Burlington, ON — Recent Concordia University graduate in visual arts Kerri Breckett is pursuing her creative passion by writing daily art grant proposals to sustain a small, not-for-profit gallery and boutique.
The 24-year-old has always dreamed of becoming a full-time grant application writer ever since she was a child. While parents actively discourage their children from pursuing grant writing, Breckett’s parents promptly hired a grant writing tutor for her at the tender age of six.
“Grant writing is something I excelled at in art school,” said Breckett. “Like any other university program, there were some required courses that I didn’t like such as photography or drawing, but I was the top student in the Art Donation, Awards and Fellowship Studio class.”
Like many art students, Breckett immediately got a job after graduating making $90,000 a year at an art studio creating ceramics and drawing portraits, but that wasn’t her real passion. She had to make an important decision in her life despite the potential financial sacrifices.
“Sometimes the work can be very frustrating. It’s really tough whenever my portraiture or ceramic-making gets in the way of reading guidelines and evaluating travel subsidy eligibility,” explained Breckett. “But I still recognize how blessed I am. I get to express myself, every day, through describing the administrative direction of our organization in no more than 750 words.”
Some of her finest pieces of work include a $500 grant from a local frame shop, 10 free buckets of paint from a Home Hardware, and being considered, but not selected, for a $2,500 Canada Council of the Arts assistance grant.
“That work is titled ‘False Hope #2’” Breckett added looking at a framed portrait of the rejection letter from the Arts Council that hangs on her cubicle wall.

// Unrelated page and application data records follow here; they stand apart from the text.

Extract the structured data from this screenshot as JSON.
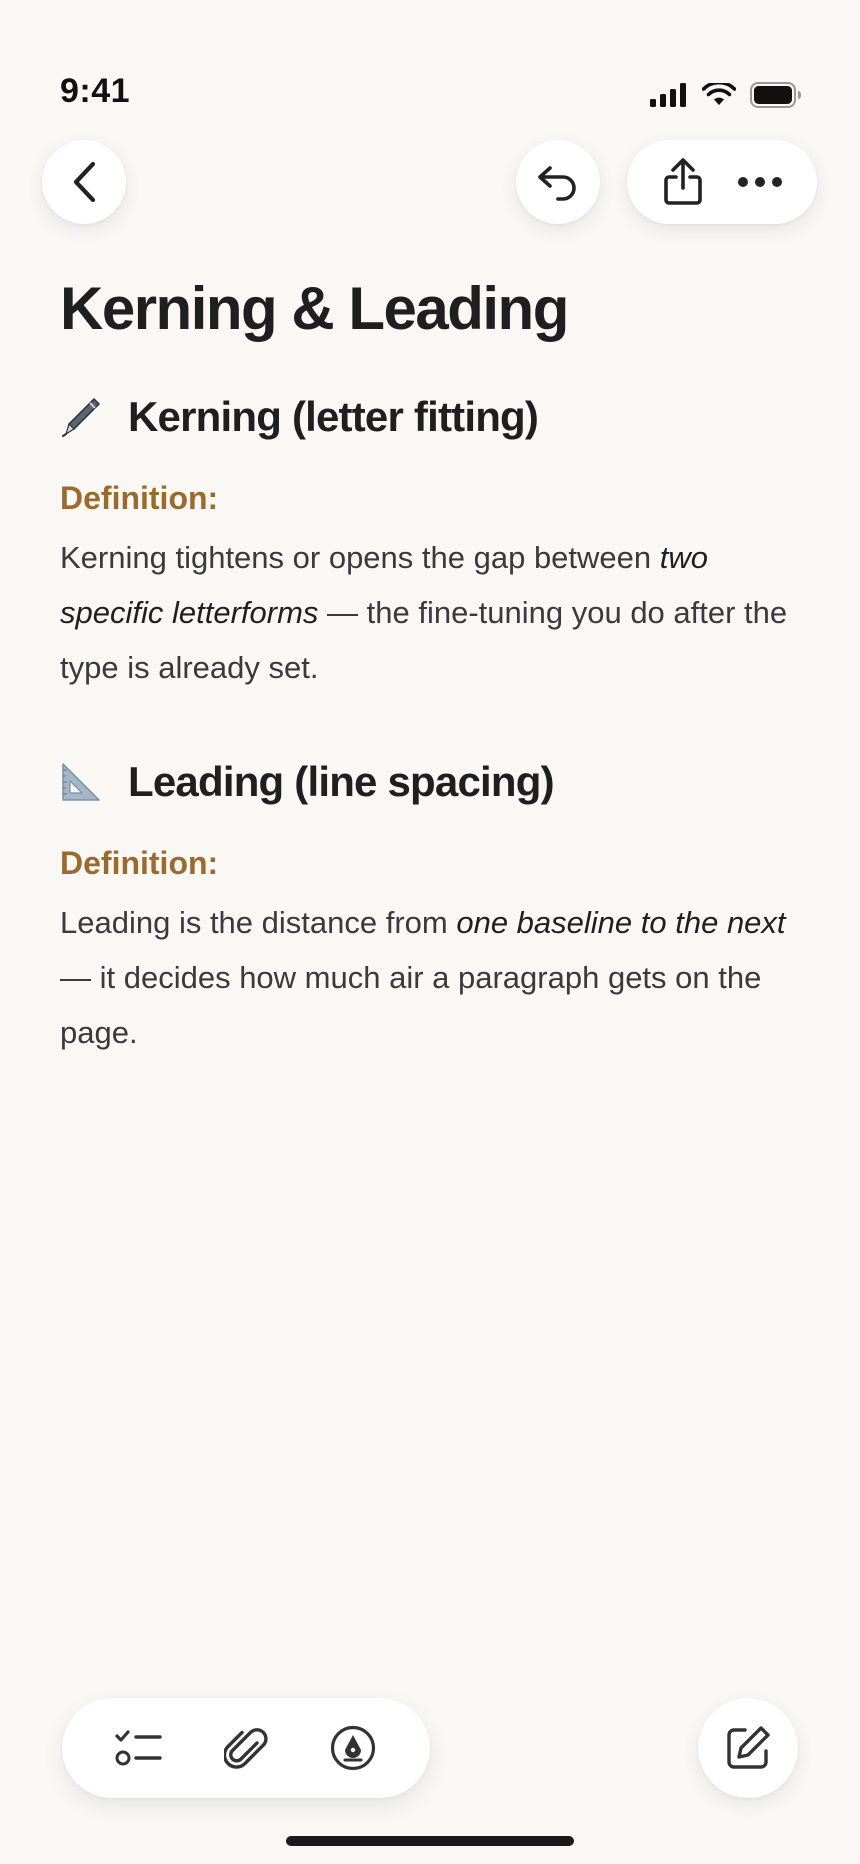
{
  "status_bar": {
    "time": "9:41"
  },
  "nav": {
    "back_icon": "chevron-left-icon",
    "undo_icon": "undo-icon",
    "share_icon": "share-icon",
    "more_icon": "more-icon"
  },
  "note": {
    "title": "Kerning & Leading",
    "sections": [
      {
        "emoji": "pen-icon",
        "heading": "Kerning (letter fitting)",
        "definition_label": "Definition:",
        "body_pre": "Kerning tightens or opens the gap between ",
        "body_em": "two specific letterforms",
        "body_post": " — the fine-tuning you do after the type is already set."
      },
      {
        "emoji": "triangle-ruler-icon",
        "heading": "Leading (line spacing)",
        "definition_label": "Definition:",
        "body_pre": "Leading is the distance from ",
        "body_em": "one baseline to the next",
        "body_post": " — it decides how much air a paragraph gets on the page."
      }
    ]
  },
  "toolbar": {
    "checklist_icon": "checklist-icon",
    "attachment_icon": "paperclip-icon",
    "markup_icon": "pen-tip-icon",
    "compose_icon": "compose-icon"
  },
  "colors": {
    "background": "#faf8f5",
    "accent_label": "#9a6a2e",
    "text": "#3a3a3a"
  }
}
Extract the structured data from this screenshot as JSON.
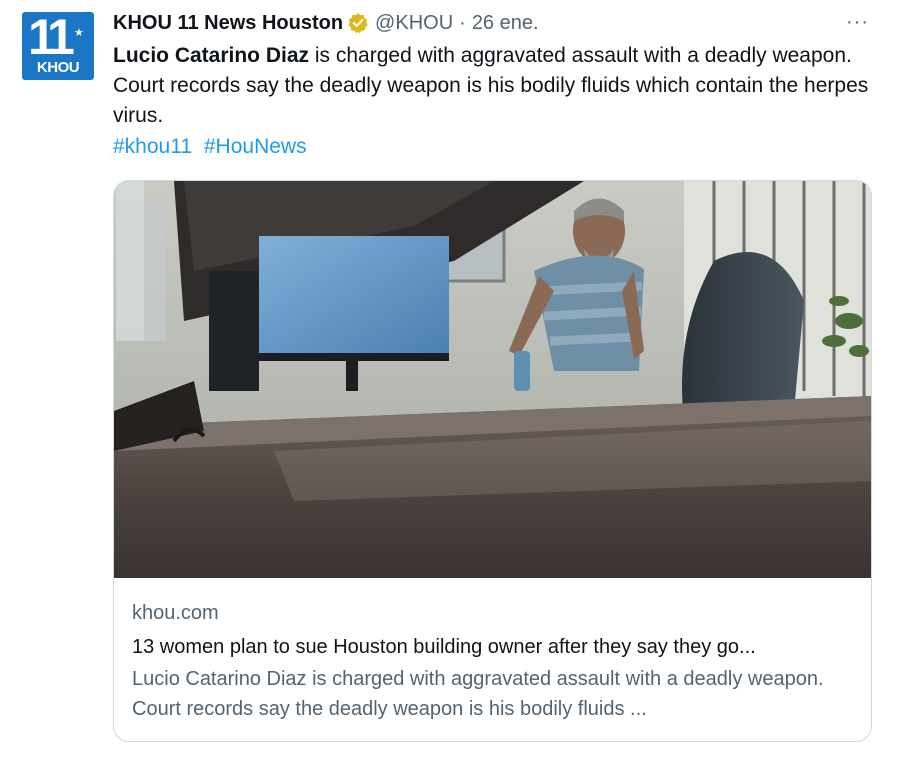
{
  "tweet": {
    "avatar": {
      "number": "11",
      "brand": "KHOU",
      "color": "#1b76c5"
    },
    "author_name": "KHOU 11 News Houston",
    "verified_icon": "verified-gold-badge-icon",
    "handle": "@KHOU",
    "separator": "·",
    "date": "26 ene.",
    "more_icon": "···",
    "text_bold": "Lucio Catarino Diaz",
    "text_rest": " is charged with aggravated assault with a deadly weapon. Court records say the deadly weapon is his bodily fluids which contain the herpes virus.",
    "hashtags": [
      "#khou11",
      "#HouNews"
    ],
    "link_color": "#1d9bf0"
  },
  "card": {
    "domain": "khou.com",
    "title": "13 women plan to sue Houston building owner after they say they go...",
    "description": "Lucio Catarino Diaz is charged with aggravated assault with a deadly weapon. Court records say the deadly weapon is his bodily fluids ..."
  }
}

The grant writer hopes to showcase all 628 rejection letters in an art exhibition later this year.